In town earlier this week to attend the 20th Anniversary Ceremony of The Goldman Environmental Prize were Al Gore, Robert Redford, Tracy Chapman and Christiane Amanpour.
The 2009 Goldman Environmental Prize recipients are a group of fearless grassroots leaders taking on government and corporate interests and working to improve the environment for people in their communities.
This year’s recipients include Maria Gunnoe, a born-and-bred West Virginian who faces death threats for her outspoken activism to stop the coal industry’s plunder of Appalachia via mountain top removal and valley fills.
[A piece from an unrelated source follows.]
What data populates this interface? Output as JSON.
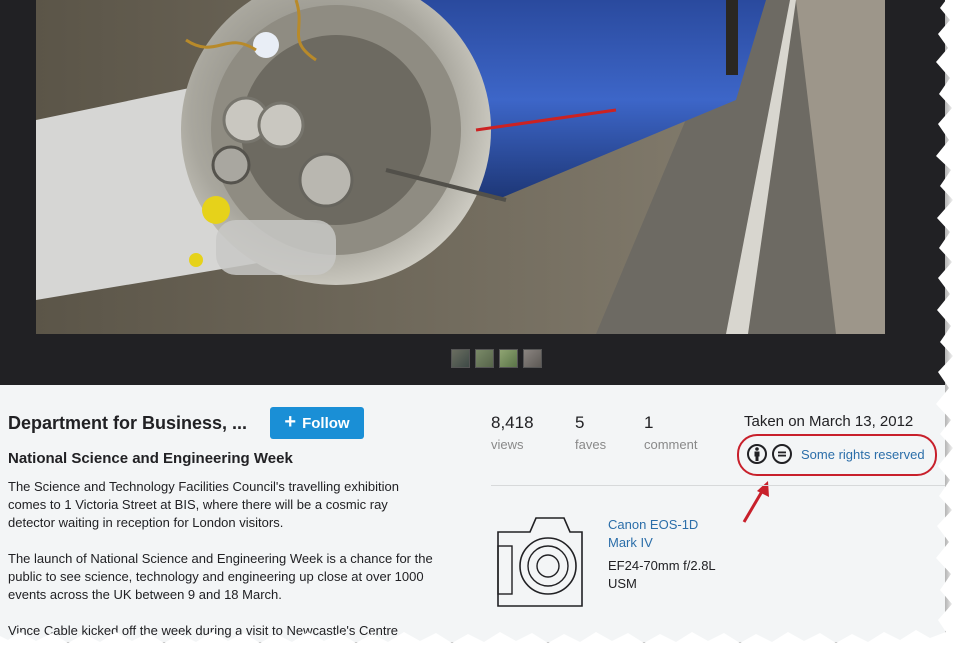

Another recipient, Marc Ona, a wheelchair-bound civil society leader from the West African country of Gabon, faces arrest, imprisonment and public character assaults for his unyielding campaign to stop a destructive mining concession in a protected national park.
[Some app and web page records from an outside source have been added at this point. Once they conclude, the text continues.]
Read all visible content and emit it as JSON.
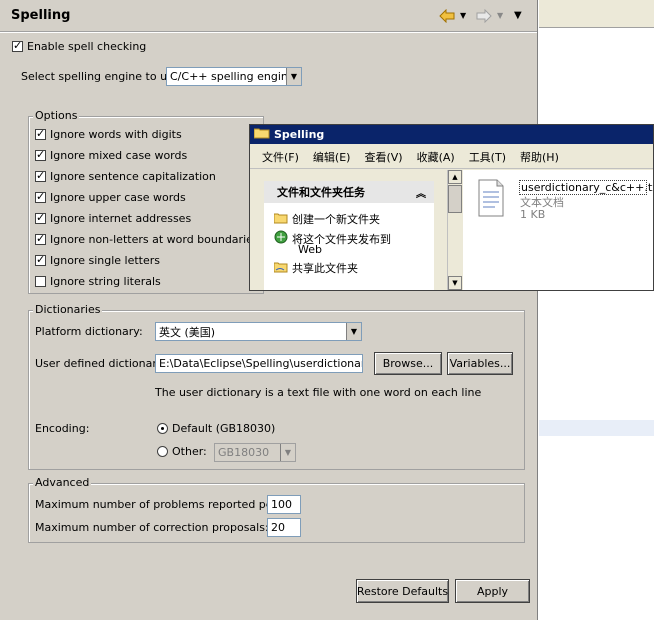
{
  "page": {
    "title": "Spelling",
    "nav": {
      "back_icon": "back-arrow-icon",
      "forward_icon": "forward-arrow-icon",
      "menu_icon": "view-menu-icon"
    }
  },
  "enable": {
    "label": "Enable spell checking",
    "checked": true
  },
  "engine": {
    "label": "Select spelling engine to use:",
    "value": "C/C++ spelling engine"
  },
  "options": {
    "label": "Options",
    "items": [
      {
        "label": "Ignore words with digits",
        "checked": true
      },
      {
        "label": "Ignore mixed case words",
        "checked": true
      },
      {
        "label": "Ignore sentence capitalization",
        "checked": true
      },
      {
        "label": "Ignore upper case words",
        "checked": true
      },
      {
        "label": "Ignore internet addresses",
        "checked": true
      },
      {
        "label": "Ignore non-letters at word boundaries",
        "checked": true
      },
      {
        "label": "Ignore single letters",
        "checked": true
      },
      {
        "label": "Ignore string literals",
        "checked": false
      }
    ]
  },
  "dictionaries": {
    "label": "Dictionaries",
    "platform_label": "Platform dictionary:",
    "platform_value": "英文 (美国)",
    "user_label": "User defined dictionary:",
    "user_value": "E:\\Data\\Eclipse\\Spelling\\userdictionary_c&",
    "browse": "Browse...",
    "variables": "Variables...",
    "hint": "The user dictionary is a text file with one word on each line",
    "encoding_label": "Encoding:",
    "default_label": "Default (GB18030)",
    "other_label": "Other:",
    "other_value": "GB18030"
  },
  "advanced": {
    "label": "Advanced",
    "max_problems_label": "Maximum number of problems reported per file:",
    "max_problems_value": "100",
    "max_proposals_label": "Maximum number of correction proposals:",
    "max_proposals_value": "20"
  },
  "buttons": {
    "restore": "Restore Defaults",
    "apply": "Apply"
  },
  "explorer": {
    "title": "Spelling",
    "menus": [
      "文件(F)",
      "编辑(E)",
      "查看(V)",
      "收藏(A)",
      "工具(T)",
      "帮助(H)"
    ],
    "task_title": "文件和文件夹任务",
    "tasks": [
      "创建一个新文件夹",
      "将这个文件夹发布到",
      "Web",
      "共享此文件夹"
    ],
    "file": {
      "name": "userdictionary_c&c++.txt",
      "type": "文本文档",
      "size": "1 KB"
    }
  }
}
Other recipients include a Russian scientist connecting NGOs across Eastern Europe and the Caucasus to identify and safely remove toxic chemical stockpiles; two Saramaka leaders, members of a Maroon community in Suriname founded by freed African slaves in the 1700s, whose legal struggle to protect their tribal land rights led to a binding decision for all indigenous and tribal peoples in the Americas; Bangladesh’s leading environmental attorney, whose legal advocacy led to tighter regulations on the environmentally-devastating and exploitative ship breaking industry; and an Indonesian woman developing community-based waste management systems to stem her island nation’s overwhelming waste infrastructure problems.
“This group of Goldman Prize recipients are as impressive as ever, taking on seemingly insurmountable struggles and achieving success,” said Goldman Prize founder Richard N. Goldman. “In this, our 20th year, we are pleased to bring attention to their courageous work.”
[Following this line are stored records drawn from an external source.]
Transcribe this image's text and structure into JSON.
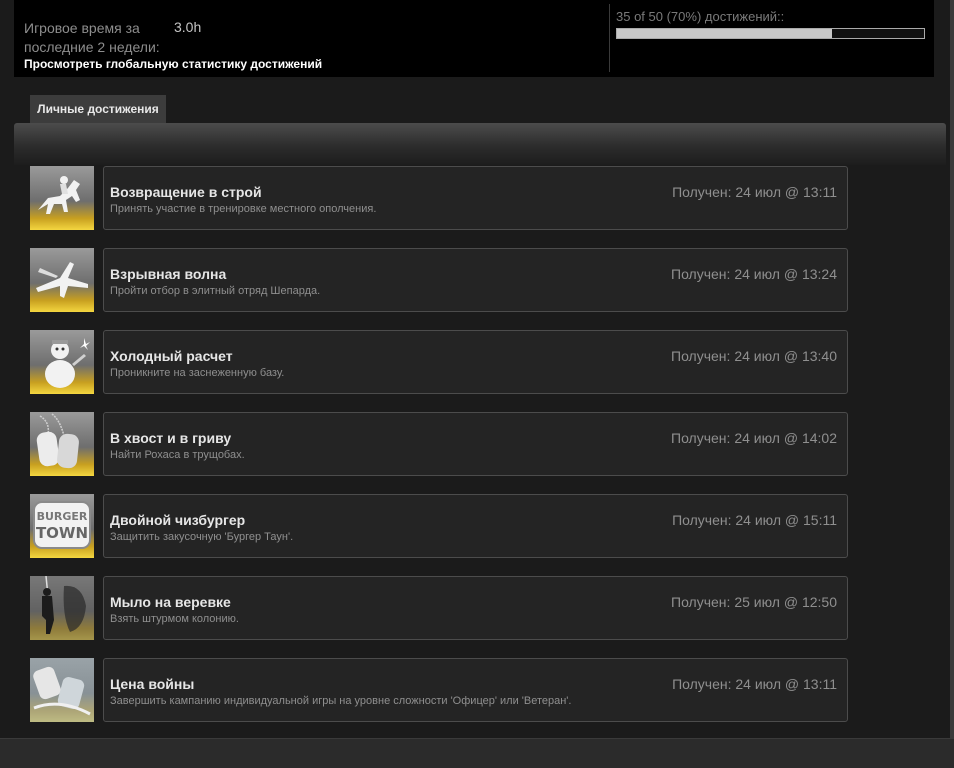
{
  "stats": {
    "playtime_label": "Игровое время за последние 2 недели:",
    "playtime_value": "3.0h",
    "global_link": "Просмотреть глобальную статистику достижений",
    "progress_text": "35 of 50 (70%) достижений::",
    "progress_fraction": 0.7
  },
  "tabs": [
    {
      "label": "Личные достижения"
    }
  ],
  "achievements": [
    {
      "title": "Возвращение в строй",
      "description": "Принять участие в тренировке местного ополчения.",
      "unlocked": "Получен: 24 июл @ 13:11",
      "icon": "horse-rider-icon"
    },
    {
      "title": "Взрывная волна",
      "description": "Пройти отбор в элитный отряд Шепарда.",
      "unlocked": "Получен: 24 июл @ 13:24",
      "icon": "fighter-jet-icon"
    },
    {
      "title": "Холодный расчет",
      "description": "Проникните на заснеженную базу.",
      "unlocked": "Получен: 24 июл @ 13:40",
      "icon": "snowman-icon"
    },
    {
      "title": "В хвост и в гриву",
      "description": "Найти Рохаса в трущобах.",
      "unlocked": "Получен: 24 июл @ 14:02",
      "icon": "dog-tags-icon"
    },
    {
      "title": "Двойной чизбургер",
      "description": "Защитить закусочную 'Бургер Таун'.",
      "unlocked": "Получен: 24 июл @ 15:11",
      "icon": "burger-town-logo-icon",
      "icon_text": [
        "BURGER",
        "TOWN"
      ]
    },
    {
      "title": "Мыло на веревке",
      "description": "Взять штурмом колонию.",
      "unlocked": "Получен: 25 июл @ 12:50",
      "icon": "hanging-figure-icon"
    },
    {
      "title": "Цена войны",
      "description": "Завершить кампанию индивидуальной игры на уровне сложности 'Офицер' или 'Ветеран'.",
      "unlocked": "Получен: 24 июл @ 13:11",
      "icon": "medals-icon"
    }
  ]
}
The Goldman Environmental Prize, now in its 20th year, is awarded annually to grassroots environmental heroes from each of the world’s six inhabited continental regions and is the largest award of its kind with an individual cash prize of $150,000. The winners were awarded the Prize at an invitation-only ceremony Monday, April 20, 2009 at the San Francisco Opera House.
This year’s winners are:
Maria Gunnoe, Bob White, West Virginia, USA: In the heart of Appalachia, where the coal industry wields enormous power over government and public opinion, lifelong resident Maria Gunnoe fights against environmentally-devastating mountaintop removal mining and valley fill operations.
Marc Ona, Libreville, Gabon: In Gabon, a country without a culture of civic engagement, Marc Ona led efforts to publicly expose the unlawful agreements behind a huge Chinese mining development project that threatens the sensitive ecosystems of his country’s equatorial rainforests.
Rizwana Hasan, Dhaka, Bangladesh: Working to reduce the impact of Bangladesh’s exploitative and environmentally-devastating ship breaking industry, leading environmental attorney Rizwana Hasan led a legal battle resulting in increased government regulation and heightened public awareness about the dangers of ship breaking.
Olga Speranskaya, Moscow, Russia: Russian scientist Olga Speranskaya transformed the NGO community in Eastern Europe, the Caucasus and Central Asia into a potent, participatory force working to identify and eliminate the Soviet legacy of toxic chemicals in the environment.
Yuyun Ismawati, Denpasar, Bali, Indonesia: As waste management problems mount throughout the Indonesian archipelago, Yuyun Ismawati implements sustainable community-based solutions that provide employment opportunities to low-income people and empower them to improve the environment.
Wanze Eduards and Hugo Jabini, Pikin Slee Village and Paramaribo, Suriname: Wanze Eduards and Hugo Jabini, members of Maroon communities originally established by freed African slaves in the 1700s, successfully organized their communities against logging on their traditional lands, ultimately leading to a landmark ruling for indigenous and tribal peoples throughout the Americas to control resource exploitation in their territories.
About the Goldman Environmental Prize
The Goldman Environmental Prize was established in 1989 by San Francisco civic leader and philanthropist Richard N. Goldman and his late wife, Rhoda H. Goldman. It has been awarded to 133 people from 75 countries.
Prize winners are selected by an international jury from confidential nominations submitted by a worldwide network of environmental organizations and individuals.
Previous Prize winners have been at the center of some of the world’s most pressing environmental challenges, including seeking justice for victims of environmental disasters at Love Canal and Bhopal, India; leading the fight for dolphin-safe tuna and fighting oil drilling in the Arctic National Wildlife Refuge.
Since receiving a Goldman Prize, eight winners have been appointed or elected to national office in their countries, including several who became ministers of the environment. The 1991 Goldman Prize winner for Africa, Wangari Maathai, won the 2004 Nobel Peace Prize.
Photos: Wire Image [S. Jennings]